The Casas family posed for a photo before Joven (Bob) Casas left to work on the MV Irene. From left to right: Joven (Bobby), Venus, Gemma & Dave with parents in front.

September 14, 2009

Today the Filipino crew of the MV Irene were released by their Somali pirate captors five long months after they were taken hostage. The BBCreports:
Somali pirates have released a Greek-owned ship hijacked five months ago and freed its 21 Filipino crew members, officials and pirates have said.
"The MV Irene is free. All 21 crew are safe and sound," maritime official Andrew Mwangura told AFP news agency.
Reuters news agency cited a pirate as saying the hijackers acted after receiving a ransom of $2m (£1.2m).
No other news has been reported in the media.

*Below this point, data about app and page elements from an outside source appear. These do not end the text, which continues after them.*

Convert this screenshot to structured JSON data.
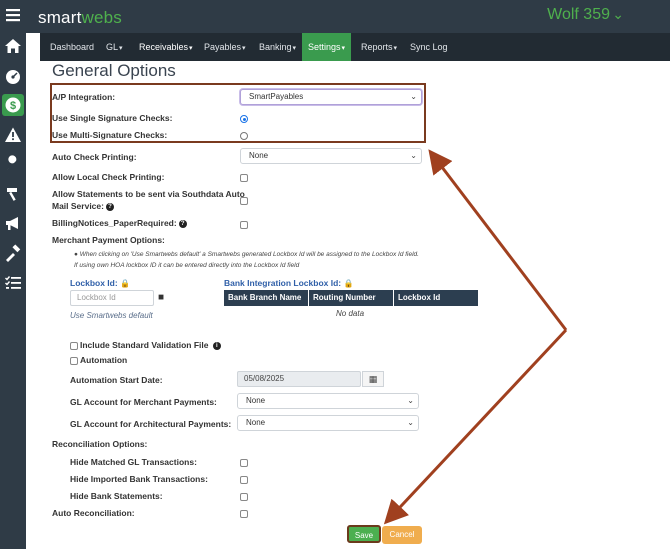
{
  "app": {
    "logo_main": "smart",
    "logo_accent": "webs",
    "tenant": "Wolf 359",
    "tenant_chevron": "⌄"
  },
  "sidebar": {
    "items": [
      {
        "icon": "menu-icon"
      },
      {
        "icon": "home-icon"
      },
      {
        "icon": "dashboard-gauge-icon"
      },
      {
        "icon": "dollar-icon",
        "active": true
      },
      {
        "icon": "warning-icon"
      },
      {
        "icon": "wrench-icon"
      },
      {
        "icon": "hammer-icon"
      },
      {
        "icon": "megaphone-icon"
      },
      {
        "icon": "tools-icon"
      },
      {
        "icon": "checklist-icon"
      }
    ]
  },
  "nav": {
    "items": [
      {
        "label": "Dashboard",
        "caret": ""
      },
      {
        "label": "GL",
        "caret": "▾"
      },
      {
        "label": "Receivables",
        "caret": "▾"
      },
      {
        "label": "Payables",
        "caret": "▾"
      },
      {
        "label": "Banking",
        "caret": "▾"
      },
      {
        "label": "Settings",
        "caret": "▾",
        "active": true
      },
      {
        "label": "Reports",
        "caret": "▾"
      },
      {
        "label": "Sync Log",
        "caret": ""
      }
    ]
  },
  "page": {
    "title": "General Options"
  },
  "form": {
    "ap_integration_label": "A/P Integration:",
    "ap_integration_value": "SmartPayables",
    "single_sig_label": "Use Single Signature Checks:",
    "multi_sig_label": "Use Multi-Signature Checks:",
    "auto_check_label": "Auto Check Printing:",
    "auto_check_value": "None",
    "allow_local_label": "Allow Local Check Printing:",
    "allow_statements_label_1": "Allow Statements to be sent via Southdata Auto",
    "allow_statements_label_2": "Mail Service:",
    "billing_notices_label": "BillingNotices_PaperRequired:",
    "merchant_payment_label": "Merchant Payment Options:",
    "note_1": "When clicking on 'Use Smartwebs default' a Smartwebs generated Lockbox Id will be assigned to the Lockbox Id field.",
    "note_2": "If using own HOA lockbox ID it can be entered directly into the Lockbox Id field",
    "lockbox_id_label": "Lockbox Id:",
    "lockbox_placeholder": "Lockbox Id",
    "use_default_link": "Use Smartwebs default",
    "bank_integration_label": "Bank Integration Lockbox Id:",
    "grid_headers": [
      "Bank Branch Name",
      "Routing Number",
      "Lockbox Id"
    ],
    "no_data": "No data",
    "include_validation_label": "Include Standard Validation File",
    "automation_label": "Automation",
    "automation_start_label": "Automation Start Date:",
    "automation_start_value": "05/08/2025",
    "gl_merchant_label": "GL Account for Merchant Payments:",
    "gl_merchant_value": "None",
    "gl_arch_label": "GL Account for Architectural Payments:",
    "gl_arch_value": "None",
    "reconciliation_label": "Reconciliation Options:",
    "hide_matched_label": "Hide Matched GL Transactions:",
    "hide_imported_label": "Hide Imported Bank Transactions:",
    "hide_statements_label": "Hide Bank Statements:",
    "auto_reconciliation_label": "Auto Reconciliation:",
    "help_glyph": "?"
  },
  "buttons": {
    "save": "Save",
    "cancel": "Cancel"
  },
  "annotation": {
    "highlight_color": "#7a3a1f",
    "arrow_color": "#a0401f"
  }
}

As reported on this site and the Facebook page, Liberate Pirate Hostages, Joven (Bob) Casas, brother of our friend Marianas Variety reporter Gemma Casas was among the hostages who have been held since April 13, 2009.

Gemma wrote on Facebook:
"They are still in Mogadishu, the capital of Somalia, for medical reasons. They are expected to return home to Manila, the Philippines tomorrow or so. Thank you for supporting the online petition Free Joven "Bob" Casas and the MV Irene Crew."
This weekend the online petition reached 1,000 signatures.

We are so happy that Joven and the crew have been freed and send our best wishes to Gemma and her family and the other crew members and their families!

Joven Casas with his wife and son.


Anonymous said...

Paying ransom money was a very bad emboldens hijackers.

Anonymous said...

Congratulations Gemma, this is very great news!

Saipan Writer said...

I'm glad they were released, but I, too, think it was wrong to pay the ransom money.

I might feel differently if it were my family, but I hope I would understand the need for refusing ransom demands.

I agree with Anon at 3:10 PM--this just means we'll see more pirating and hijackings at sea.

the teacher said...

Congrats Gemma, your campaign highlighted the issue and helped your brother.

Wendy said...

Maybe governments paying a ransom is bad, but for a shipping company to pay to release employees and their property may be necessary until the international community unites to stop the piracy on the seas.

This is not a new problem, but it is a problem that must be addressed by the international community. There are still other captives on other ships waiting to be released right now!

I am so grateful that Gemma's brother has been released. What a terrible ordeal for the crew members and their families. (And for the shipping company.)

What is a solution to end this piracy? A united naval effort in the area?

captain said...

I personally am glad these people were released hope fully the other ships will also be released soon, although this petition drive was good for moral, it did nothing to bring a release of the hostages.

It was/is all about money.
It may come a time when there will have to be a stand taken and all concerned will refuse to pay ransoms. Or the United Nations will try and stop the paying of ransoms.

I would not want to be the one held at that time for ransom, but it may be the only way to curtail this piracy along with, as stated, an international effort to combat it. But that seems unlikely as it is now, there does not seem to be any uniformity of "rules of engagement" involving the different nations that patrol that area now.

One way may be to have certain days of the week, or month for all of the ships to group up and pass in convoy style with warship escorts. This will delay cargo but might in the long run prove to be safer and cheaper for vessel and crews. Just a thought, with no research into the matter.